Current TV journalists Laura Ling and Euna Lee are facing increasing criticism from South Korean and Chinese activists who fight on behalf of North Korean refugees in their countries. When the pair was apprehended and brought back to Pyongyang, they were in possession of videotapes and notes detailing their interviews with such refugees, and the people who harbor them. Though Lee and Ling say they did their best to destroy such records by damaging tapes and even eating notes, reports say that other tapes were confiscated by their producer, who managed to escape North Korean guardsmen but who was detained in China. At least five foster homes serving children of North Korean refugees were closed in China, and their organizer deported as a result, according to the Times, and several North Koreans they'd interviewed who were living in Seoul, South Korea, had to flee for fear of arrest. "We regret if any of our actions, including the high-profile nature of our confinement, has led to increased scrutiny of activists and North Koreans living along the border," the pair said in a statement on Current's website. "Our experiences pale when compared to the hardship facing so many people living in North Korea or as illegal immigrants in China."
Here are the sections of Ling and Lee's statement where they discuss how they were actually captured:
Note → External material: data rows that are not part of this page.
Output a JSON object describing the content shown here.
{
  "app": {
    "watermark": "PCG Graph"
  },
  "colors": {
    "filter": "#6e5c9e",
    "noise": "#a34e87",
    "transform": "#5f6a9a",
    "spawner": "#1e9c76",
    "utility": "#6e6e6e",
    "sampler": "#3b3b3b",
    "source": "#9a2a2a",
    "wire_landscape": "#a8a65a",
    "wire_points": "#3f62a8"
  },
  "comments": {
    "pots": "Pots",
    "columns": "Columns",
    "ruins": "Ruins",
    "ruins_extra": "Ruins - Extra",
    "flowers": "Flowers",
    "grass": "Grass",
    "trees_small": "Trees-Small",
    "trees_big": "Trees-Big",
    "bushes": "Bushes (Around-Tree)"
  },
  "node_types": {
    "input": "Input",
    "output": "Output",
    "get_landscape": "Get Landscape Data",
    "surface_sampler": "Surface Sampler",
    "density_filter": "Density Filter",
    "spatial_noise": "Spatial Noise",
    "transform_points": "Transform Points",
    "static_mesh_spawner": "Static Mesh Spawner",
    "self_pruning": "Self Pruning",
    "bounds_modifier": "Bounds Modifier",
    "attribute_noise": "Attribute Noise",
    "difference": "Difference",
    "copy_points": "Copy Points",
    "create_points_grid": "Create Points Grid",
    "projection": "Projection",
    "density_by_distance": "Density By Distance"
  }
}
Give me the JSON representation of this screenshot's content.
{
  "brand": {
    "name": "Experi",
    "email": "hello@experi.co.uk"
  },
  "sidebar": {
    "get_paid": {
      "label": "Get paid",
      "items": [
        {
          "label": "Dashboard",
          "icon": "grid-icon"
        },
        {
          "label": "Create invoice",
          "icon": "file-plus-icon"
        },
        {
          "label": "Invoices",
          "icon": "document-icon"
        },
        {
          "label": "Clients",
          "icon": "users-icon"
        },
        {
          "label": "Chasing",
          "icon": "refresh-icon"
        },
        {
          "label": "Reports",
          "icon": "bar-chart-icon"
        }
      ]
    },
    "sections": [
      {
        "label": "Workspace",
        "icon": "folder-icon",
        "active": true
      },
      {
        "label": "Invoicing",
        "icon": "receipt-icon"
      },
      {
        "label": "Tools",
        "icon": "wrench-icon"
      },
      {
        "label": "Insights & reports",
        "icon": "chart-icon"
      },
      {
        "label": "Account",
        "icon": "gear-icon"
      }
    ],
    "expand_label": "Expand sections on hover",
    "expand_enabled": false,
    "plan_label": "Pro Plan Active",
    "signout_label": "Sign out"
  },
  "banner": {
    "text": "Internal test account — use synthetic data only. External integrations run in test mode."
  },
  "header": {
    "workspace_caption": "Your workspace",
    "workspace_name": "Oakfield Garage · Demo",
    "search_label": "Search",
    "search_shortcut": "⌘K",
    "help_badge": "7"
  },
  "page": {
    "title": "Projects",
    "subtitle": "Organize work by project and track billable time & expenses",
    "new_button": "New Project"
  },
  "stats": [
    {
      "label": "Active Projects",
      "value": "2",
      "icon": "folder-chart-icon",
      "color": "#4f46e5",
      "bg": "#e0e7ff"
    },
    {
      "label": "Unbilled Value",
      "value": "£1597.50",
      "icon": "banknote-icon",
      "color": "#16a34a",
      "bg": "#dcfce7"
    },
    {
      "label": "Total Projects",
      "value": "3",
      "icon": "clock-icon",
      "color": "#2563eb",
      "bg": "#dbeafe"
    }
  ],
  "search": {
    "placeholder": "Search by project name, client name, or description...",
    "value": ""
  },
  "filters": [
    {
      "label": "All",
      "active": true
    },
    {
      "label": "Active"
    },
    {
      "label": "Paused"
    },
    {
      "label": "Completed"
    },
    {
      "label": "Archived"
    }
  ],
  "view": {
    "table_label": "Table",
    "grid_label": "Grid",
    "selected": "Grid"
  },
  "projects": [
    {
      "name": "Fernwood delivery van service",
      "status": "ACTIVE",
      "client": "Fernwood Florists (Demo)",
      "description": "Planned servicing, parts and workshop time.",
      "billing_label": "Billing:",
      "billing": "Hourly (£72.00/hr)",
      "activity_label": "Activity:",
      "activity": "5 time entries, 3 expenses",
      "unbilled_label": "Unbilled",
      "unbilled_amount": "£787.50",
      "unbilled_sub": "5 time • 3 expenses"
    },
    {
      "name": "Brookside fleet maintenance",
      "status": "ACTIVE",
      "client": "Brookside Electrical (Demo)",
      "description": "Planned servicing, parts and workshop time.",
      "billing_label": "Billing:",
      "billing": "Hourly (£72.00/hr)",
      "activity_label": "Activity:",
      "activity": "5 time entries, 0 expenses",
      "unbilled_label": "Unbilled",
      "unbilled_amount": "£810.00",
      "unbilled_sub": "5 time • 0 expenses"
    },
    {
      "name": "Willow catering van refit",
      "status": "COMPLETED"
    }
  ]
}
When we set out, we had no intention of leaving China, but when our guide beckoned for us to follow him beyond the middle of the river, we did, eventually arriving at the riverbank on the North Korean side. He pointed out a small village in the distance where he told us that North Koreans waited in safe houses to be smuggled into China via a well-established network that has escorted tens of thousands across the porous border.
Feeling nervous about where we were, we quickly turned back toward China. Midway across the ice, we heard yelling. We looked back and saw two North Korean soldiers with rifles running toward us. Instinctively, we ran.
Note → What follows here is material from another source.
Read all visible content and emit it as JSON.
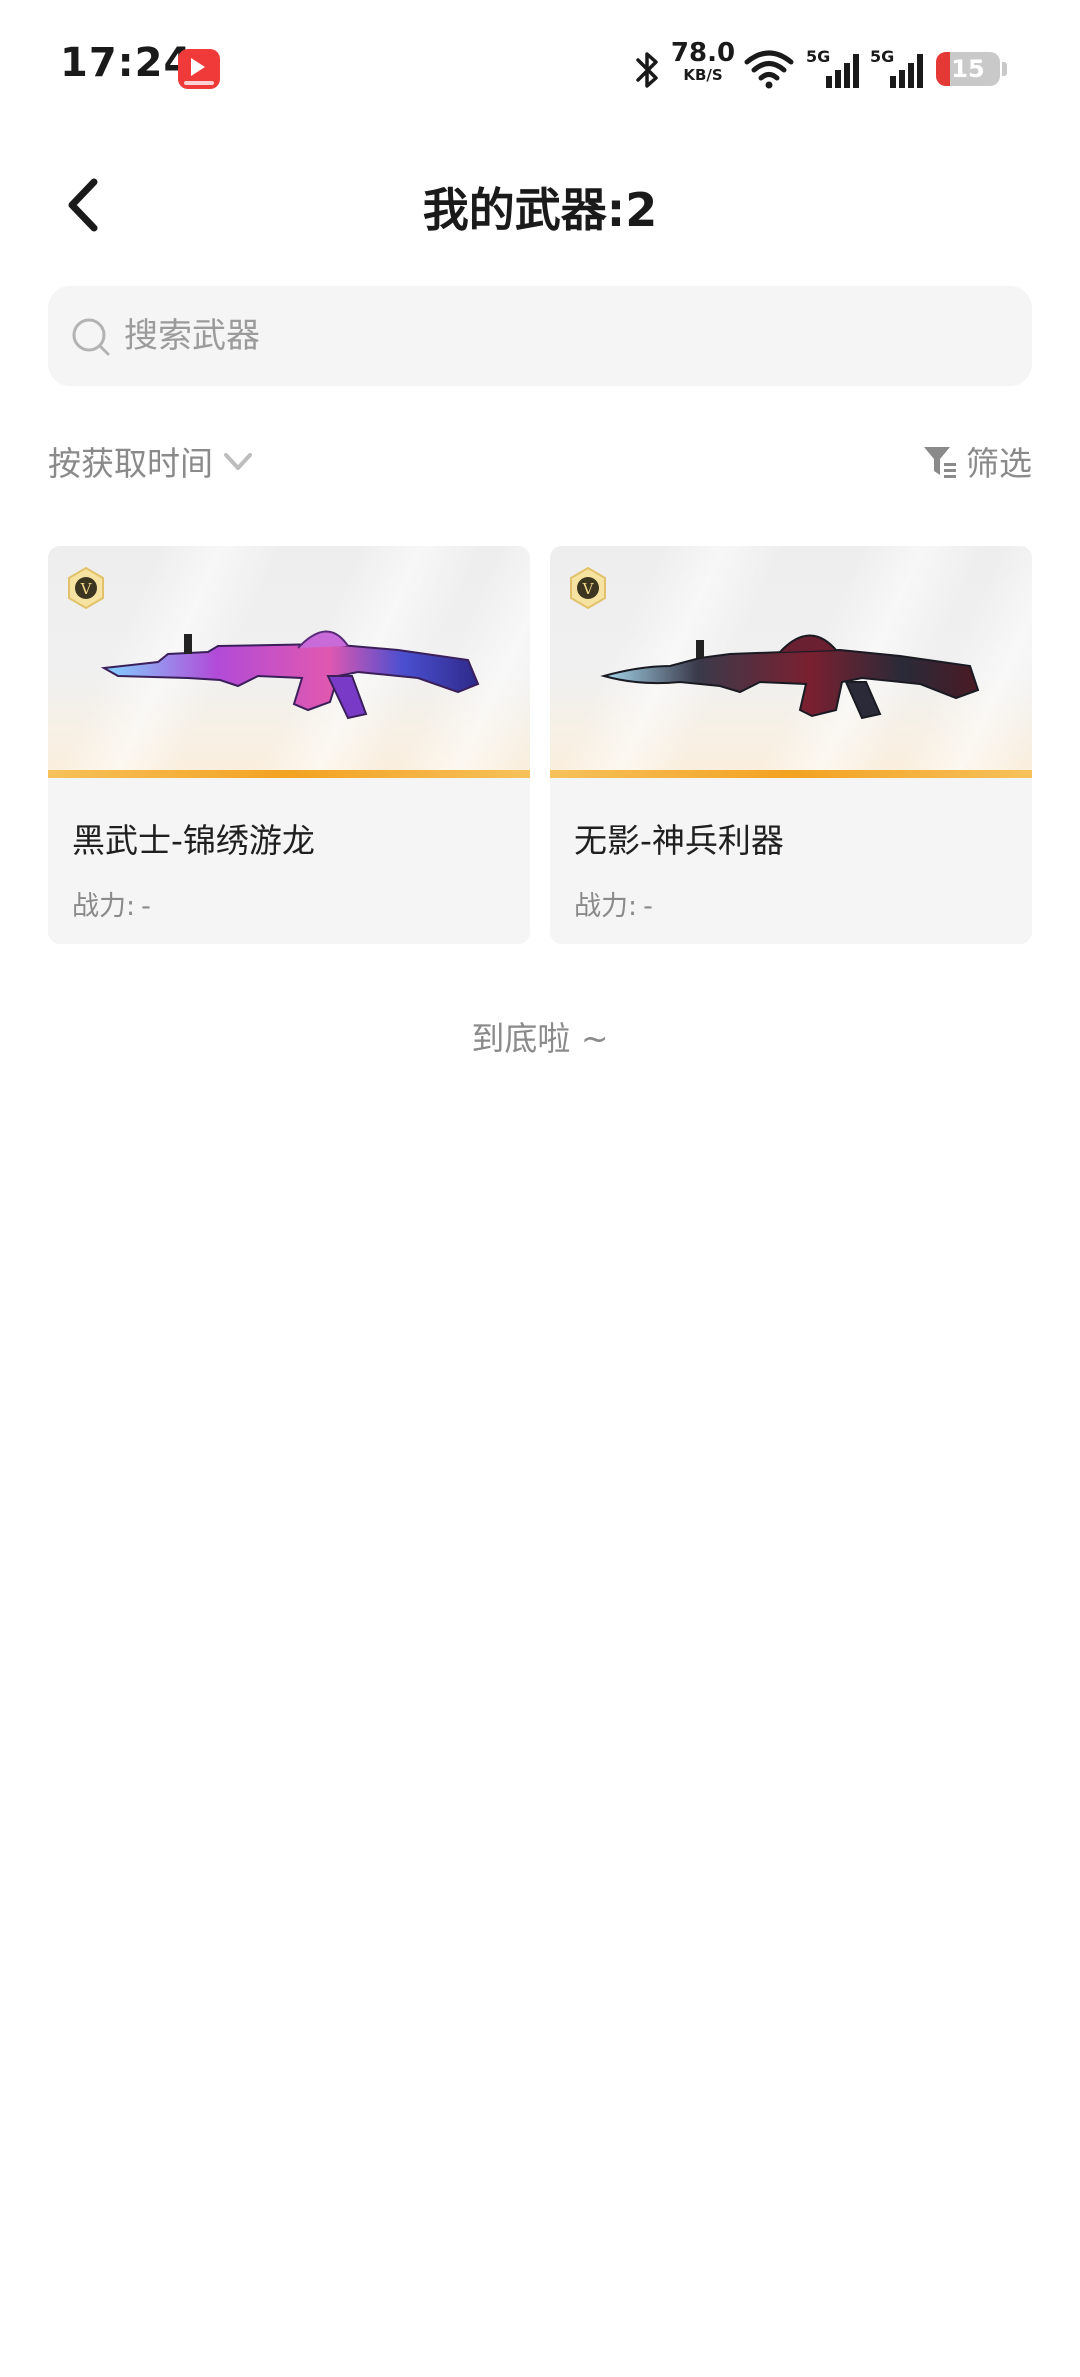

We were firmly back inside China when the soldiers apprehended us. Producer Mitch Koss and our guide were both able to outrun the border guards. We were not. We tried with all our might to cling to bushes, ground, anything that would keep us on Chinese soil, but we were no match for the determined soldiers. They violently dragged us back across the ice to North Korea and marched us to a nearby army base, where we were detained. Over the next 140 days, we were moved to Pyongyang, isolated from one another, repeatedly interrogated and eventually put on trial and sentenced to 12 years of hard labor ...
We didn't spend more than a minute on North Korean soil before turning back, but it is a minute we deeply regret. To this day, we still don't know if we were lured into a trap. In retrospect, the guide behaved oddly, changing our starting point on the river at the last moment and donning a Chinese police overcoat for the crossing, measures we assumed were security precautions. But it was ultimately our decision to follow him, and we continue to pay for that decision today with dark memories of our captivity.
Much of the rest of the pair's statement focuses on the plight of people living under the despotic rule of Kim Jong Il, which they had sought to document. They hope, Ling and Lee wrote, that their own experiences didn't draw attention away from the hardship of so many others — rather, that it will bring more focus to it. Unfortunately, judging from today's coverage, it doesn't seem like that's the case.